2009 Keynote Speakers: Lewis M. Duncan


Lewis M. Duncan, President, Rollins College, and former dean and professor of the Thayer School of Engineering at Dartmouth College

The Illiberal Art of Engineering  (click title for pdf)

ABSTACT:  Engineering is the application of science for human benefit.  It is rational, interpretive and purposeful.  This explicitly utilitarian principle stands in contrast to the classical liberal arts discourse of knowledge as its own end.  Indeed, engineering is knowledge applied.  Through engineering education we seek graduates who are not merely reflective, but also reflexive.  However, the modern manifestations of engineering education, far removed from the vocational apprenticeships of the industrial revolution, and of liberal education, also far removed from the academic elitism of its post-enlightenment foundations, today are converging on a shared vision of higher education.  We openly celebrate the intellectual priority of critical reasoning, the pragmatic importance of proficiencies in communication, the translational and transnational character of wisdom, and the essential ideals of global citizenship and responsible leadership in a diverse society.  We strive today not merely for a life of the mind, but for a life that is mindful.  This essay continues that dialogue of cultural reconciliation between the humanities and the sciences, between the pure and the applied, between the past and the future.

BIOGRAPHY:   Lewis M. Duncan was elected president of Rollins College in Winter Park, Florida, in 2004.  He is former dean and professor of the Thayer School of Engineering at Dartmouth College and was previously provost and senior vice president for academic affairs at the University of Tulsa.  

Dr. Duncan received his bachelor’s degree in physics and mathematics and his master’s and doctorate in space physics from Rice University.  As a National Science Foundation post-doctoral fellow, he conducted research at the National Astronomy and Ionosphere Center in Puerto Rico.  He subsequently joined the Los Alamos National Laboratory as a research scientist, later becoming a section head in the Division of Earth and Space Sciences.

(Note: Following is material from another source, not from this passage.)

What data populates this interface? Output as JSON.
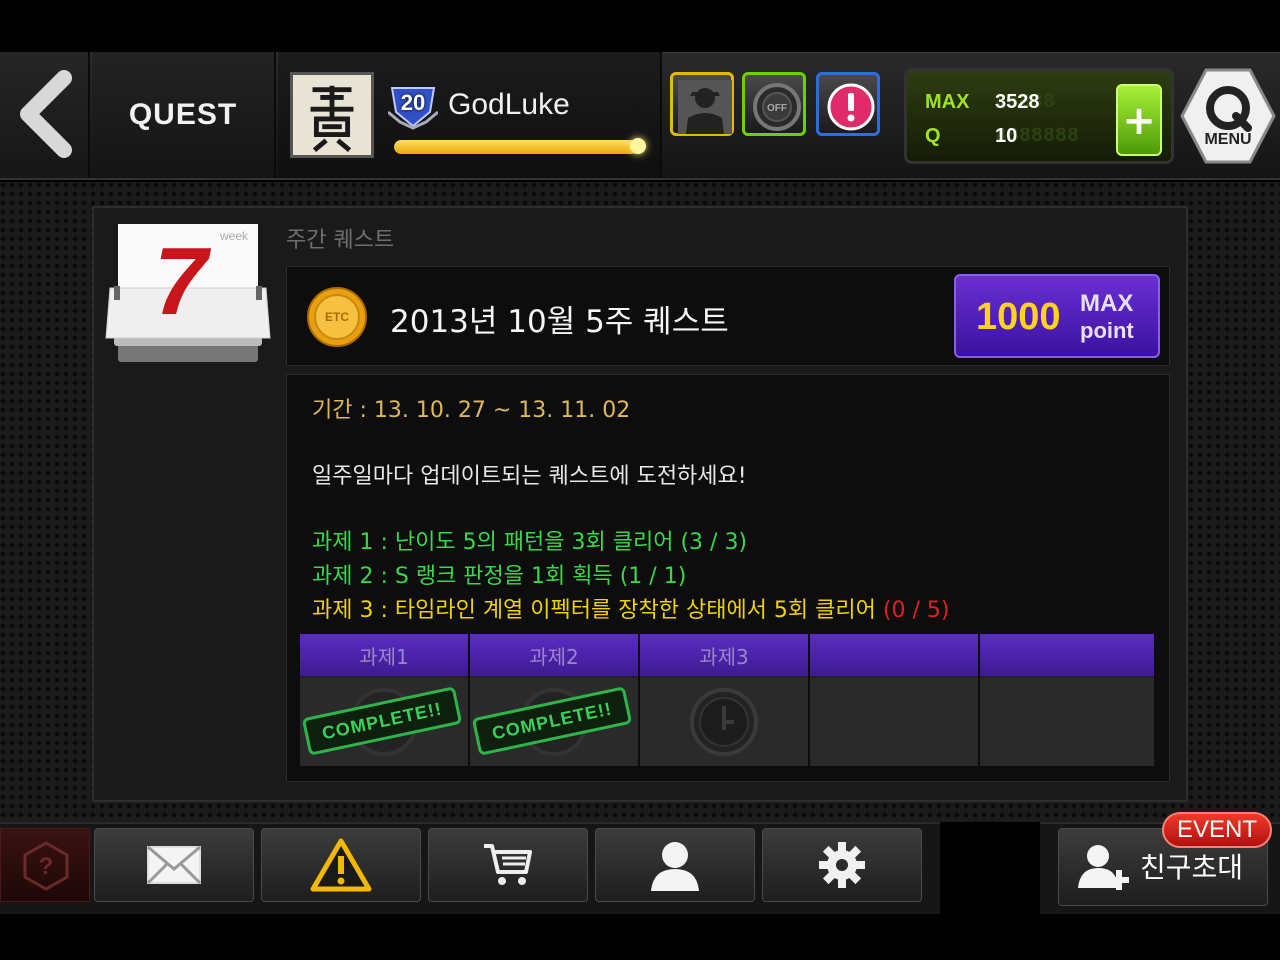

Following a year as a Carnegie Science Fellow at Stanford University’s Center for International Security and Arms Control, he joined the faculty of Clemson University as associate dean of the College of Sciences.  He was founding director of the South Carolina Space Grant Consortium and remains a fellow of Clemson’s Thurmond Institute of Government and Public Affairs.  He currently serves on the Florida Technology, Research and Scholarship Board.